''In some senses, the whole installation is intended to be a kind of philosophy machine in that its function is to persuade people to ask questions and get sensible answers.''
As he's talking, four tables, or flat bed plotters, in the De Cordova Museum hum with the activity of drafting pens being mechanically directed across paper. Various other works which have been colored by Cohen are displayed on surrounding walls. Some of the visitors are asking questions of an assistant recruited specifically to answer questions and engage in intellectual discussion.
In fact, at each Cohen exhibition, such as the one at the De Cordova, or a similar one that recently closed at the Brooklyn Museum, there is always someone in attendance to talk - and often Cohen himself.
''I don't think an exhibition of this kind without the discourse would be very interesting,'' says Cohen. ''It would be deliberate obfuscation.''
He adds, ''A lot of contemporary art rests upon mystification. You know, 'If you don't understand what I'm doing, there's nothing I can do for you.' The point here is to demystify, not to make things more mystifying.''
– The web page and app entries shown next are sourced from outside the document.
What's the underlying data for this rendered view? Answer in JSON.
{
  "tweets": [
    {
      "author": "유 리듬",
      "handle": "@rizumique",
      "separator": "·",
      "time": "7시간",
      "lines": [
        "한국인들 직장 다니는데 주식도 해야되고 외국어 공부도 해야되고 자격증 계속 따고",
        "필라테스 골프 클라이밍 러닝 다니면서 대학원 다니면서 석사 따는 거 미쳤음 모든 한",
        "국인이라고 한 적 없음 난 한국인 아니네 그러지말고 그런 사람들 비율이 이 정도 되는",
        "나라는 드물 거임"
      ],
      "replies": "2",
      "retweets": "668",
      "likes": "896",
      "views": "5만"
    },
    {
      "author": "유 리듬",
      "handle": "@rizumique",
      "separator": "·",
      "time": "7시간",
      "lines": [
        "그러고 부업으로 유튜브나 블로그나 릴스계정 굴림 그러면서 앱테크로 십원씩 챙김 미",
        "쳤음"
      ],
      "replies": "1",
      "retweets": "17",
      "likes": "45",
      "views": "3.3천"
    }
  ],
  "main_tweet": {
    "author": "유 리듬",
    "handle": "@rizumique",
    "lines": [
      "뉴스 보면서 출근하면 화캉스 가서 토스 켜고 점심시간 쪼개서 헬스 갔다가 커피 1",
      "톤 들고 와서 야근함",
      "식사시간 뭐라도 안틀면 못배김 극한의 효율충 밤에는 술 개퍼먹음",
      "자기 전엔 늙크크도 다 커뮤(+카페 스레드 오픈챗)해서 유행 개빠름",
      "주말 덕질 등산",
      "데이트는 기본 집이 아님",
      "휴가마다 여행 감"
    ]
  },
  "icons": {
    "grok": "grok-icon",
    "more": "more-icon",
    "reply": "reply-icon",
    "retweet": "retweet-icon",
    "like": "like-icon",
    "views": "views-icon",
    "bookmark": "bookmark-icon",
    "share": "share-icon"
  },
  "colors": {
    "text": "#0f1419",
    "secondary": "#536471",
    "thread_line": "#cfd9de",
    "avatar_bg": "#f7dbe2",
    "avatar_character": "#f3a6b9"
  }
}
But exactly what? For Cohen, part of it is exploring ''the paradox of persuasive meaningfulness. Things stand for other things.
''I could make a few marks on a piece of paper and you will assert that it is a face, when you know it isn't a face, it's just marks on a piece of paper. The fact that people use the drawings as images, as if standing for something in the real world, rests upon their propensity for assigning meaning.
''The drawing program is intended to simulate human image making. The lines, for instance, have to look quirky and uneven.''
Indeed, the pictures do suggest, at least to this viewer, the direction of the human hand - especially the ones Cohen has, in fact, colored himself. There's irregularity of the shapes, the apparent shading, and the hints that each shape is building to a larger whole.
His colored works - especially some of his earlier ones - are visually appealing and suggest themes. For instance ''Mouse Wars in Winter,'' a mural at the Digital Museum in Marlboro, Mass., does, in fact, look like a disagreement among rodents. However, many of the recent drawings that have not been aided by color from his brush are much less evocative and suggestive of human artistry.
Mr. Cohen says that the computer program he wrote to draw these pictures ''reflects my understanding of what's important in making a drawing. (For instance), you either have images completely bounded, or completely contained within the frame, or you have images off the edge. This is the sort of thing we (artists) normally do without thinking very much about them.
''It's only when you're writing a computer program that you become aware that many issues exist and what your own attitude is about them. Somebody pointed out the other day that all my images were horizontal. And I stopped for a moment and realized that in my whole history as a painter, with or without the computer, I doubt if I've painted three vertical format pictures. Obviously somewhere deep down inside my understanding of what a picture is implies horizontality.''
''But is it art?'' That's a question Cohen is asked wherever he's exhibited.
''I've had people coming into the museum and spending an hour talking about things . . . but at some point they would (ask me the question). And my answer always is, look, you've just had a marvelous conversation; you're absolutely entranced by what the (computer) is doing; you love its drawings. What difference does it make?
''Art has always been to some degree an ongoing discourse on the nature of art. In that way I'm doing something very conventional.''
The fruition of his, and the computer's, efforts were on sale at $10 a drawing at the front desk of the De Cordova. ''My machine can turn out 100 original drawings much faster than a lithographer could pull 100 copies of the same print. What does that mean? I'm trying to find out what this implies to rather fundamental questions about what an artist is and who the artist works for.''
Cohen is now in England for three shows before returning to the university this fall. His work was recently exhibited at the National Museum of Wales in Cardiff; will be at the Tate Gallery in London though July 24; and at the Arnolfini Gallery in Bristol during August and September.